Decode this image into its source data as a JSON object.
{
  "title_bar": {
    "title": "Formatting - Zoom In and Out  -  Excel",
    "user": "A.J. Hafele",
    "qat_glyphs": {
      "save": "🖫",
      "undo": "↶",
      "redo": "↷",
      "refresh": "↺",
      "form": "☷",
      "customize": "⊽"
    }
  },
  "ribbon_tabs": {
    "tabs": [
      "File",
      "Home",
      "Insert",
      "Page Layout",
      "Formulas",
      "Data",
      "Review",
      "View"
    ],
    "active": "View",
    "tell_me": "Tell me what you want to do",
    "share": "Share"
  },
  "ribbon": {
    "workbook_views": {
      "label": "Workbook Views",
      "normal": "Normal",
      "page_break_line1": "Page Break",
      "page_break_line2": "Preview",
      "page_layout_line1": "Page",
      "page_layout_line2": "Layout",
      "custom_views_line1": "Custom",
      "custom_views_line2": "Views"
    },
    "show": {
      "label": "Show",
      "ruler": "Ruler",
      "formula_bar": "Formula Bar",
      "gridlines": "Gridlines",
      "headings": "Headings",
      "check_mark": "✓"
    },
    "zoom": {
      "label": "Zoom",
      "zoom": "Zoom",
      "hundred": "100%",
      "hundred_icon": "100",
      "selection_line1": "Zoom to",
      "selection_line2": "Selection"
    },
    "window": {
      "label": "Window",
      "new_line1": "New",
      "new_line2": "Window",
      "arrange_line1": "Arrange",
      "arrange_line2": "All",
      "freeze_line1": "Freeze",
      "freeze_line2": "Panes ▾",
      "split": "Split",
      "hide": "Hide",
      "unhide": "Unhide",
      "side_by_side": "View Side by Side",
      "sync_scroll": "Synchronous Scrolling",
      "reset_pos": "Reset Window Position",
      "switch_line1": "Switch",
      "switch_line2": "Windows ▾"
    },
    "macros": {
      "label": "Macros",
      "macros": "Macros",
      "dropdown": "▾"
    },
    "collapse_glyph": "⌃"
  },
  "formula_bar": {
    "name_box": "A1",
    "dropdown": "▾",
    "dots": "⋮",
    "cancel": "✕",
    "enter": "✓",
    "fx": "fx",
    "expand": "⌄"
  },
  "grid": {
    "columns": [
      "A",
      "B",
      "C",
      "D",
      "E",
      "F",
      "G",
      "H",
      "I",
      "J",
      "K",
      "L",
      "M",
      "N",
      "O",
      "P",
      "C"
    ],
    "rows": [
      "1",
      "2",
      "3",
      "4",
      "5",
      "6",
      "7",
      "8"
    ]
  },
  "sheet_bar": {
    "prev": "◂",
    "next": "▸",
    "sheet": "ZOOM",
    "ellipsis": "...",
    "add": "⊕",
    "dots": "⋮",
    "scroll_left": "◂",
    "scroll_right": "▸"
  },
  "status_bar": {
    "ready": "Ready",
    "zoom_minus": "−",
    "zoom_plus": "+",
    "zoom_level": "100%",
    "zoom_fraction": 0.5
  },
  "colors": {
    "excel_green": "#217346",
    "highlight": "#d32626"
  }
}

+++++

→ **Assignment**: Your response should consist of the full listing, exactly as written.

→ **Solution**:
Decode this image into its source data as a JSON object.
{
  "title_bar": {
    "title": "Formatting - Zoom In and Out  -  Excel",
    "user": "A.J. Hafele",
    "qat_glyphs": {
      "save": "🖫",
      "undo": "↶",
      "redo": "↷",
      "refresh": "↺",
      "form": "☷",
      "customize": "⊽"
    }
  },
  "ribbon_tabs": {
    "tabs": [
      "File",
      "Home",
      "Insert",
      "Page Layout",
      "Formulas",
      "Data",
      "Review",
      "View"
    ],
    "active": "View",
    "tell_me": "Tell me what you want to do",
    "share": "Share"
  },
  "ribbon": {
    "workbook_views": {
      "label": "Workbook Views",
      "normal": "Normal",
      "page_break_line1": "Page Break",
      "page_break_line2": "Preview",
      "page_layout_line1": "Page",
      "page_layout_line2": "Layout",
      "custom_views_line1": "Custom",
      "custom_views_line2": "Views"
    },
    "show": {
      "label": "Show",
      "ruler": "Ruler",
      "formula_bar": "Formula Bar",
      "gridlines": "Gridlines",
      "headings": "Headings",
      "check_mark": "✓"
    },
    "zoom": {
      "label": "Zoom",
      "zoom": "Zoom",
      "hundred": "100%",
      "hundred_icon": "100",
      "selection_line1": "Zoom to",
      "selection_line2": "Selection"
    },
    "window": {
      "label": "Window",
      "new_line1": "New",
      "new_line2": "Window",
      "arrange_line1": "Arrange",
      "arrange_line2": "All",
      "freeze_line1": "Freeze",
      "freeze_line2": "Panes ▾",
      "split": "Split",
      "hide": "Hide",
      "unhide": "Unhide",
      "side_by_side": "View Side by Side",
      "sync_scroll": "Synchronous Scrolling",
      "reset_pos": "Reset Window Position",
      "switch_line1": "Switch",
      "switch_line2": "Windows ▾"
    },
    "macros": {
      "label": "Macros",
      "macros": "Macros",
      "dropdown": "▾"
    },
    "collapse_glyph": "⌃"
  },
  "formula_bar": {
    "name_box": "A1",
    "dropdown": "▾",
    "dots": "⋮",
    "cancel": "✕",
    "enter": "✓",
    "fx": "fx",
    "expand": "⌄"
  },
  "grid": {
    "columns": [
      "A",
      "B",
      "C",
      "D",
      "E",
      "F",
      "G",
      "H",
      "I",
      "J",
      "K",
      "L",
      "M",
      "N",
      "O",
      "P",
      "C"
    ],
    "rows": [
      "1",
      "2",
      "3",
      "4",
      "5",
      "6",
      "7",
      "8"
    ]
  },
  "sheet_bar": {
    "prev": "◂",
    "next": "▸",
    "sheet": "ZOOM",
    "ellipsis": "...",
    "add": "⊕",
    "dots": "⋮",
    "scroll_left": "◂",
    "scroll_right": "▸"
  },
  "status_bar": {
    "ready": "Ready",
    "zoom_minus": "−",
    "zoom_plus": "+",
    "zoom_level": "100%",
    "zoom_fraction": 0.5
  },
  "colors": {
    "excel_green": "#217346",
    "highlight": "#d32626"
  }
}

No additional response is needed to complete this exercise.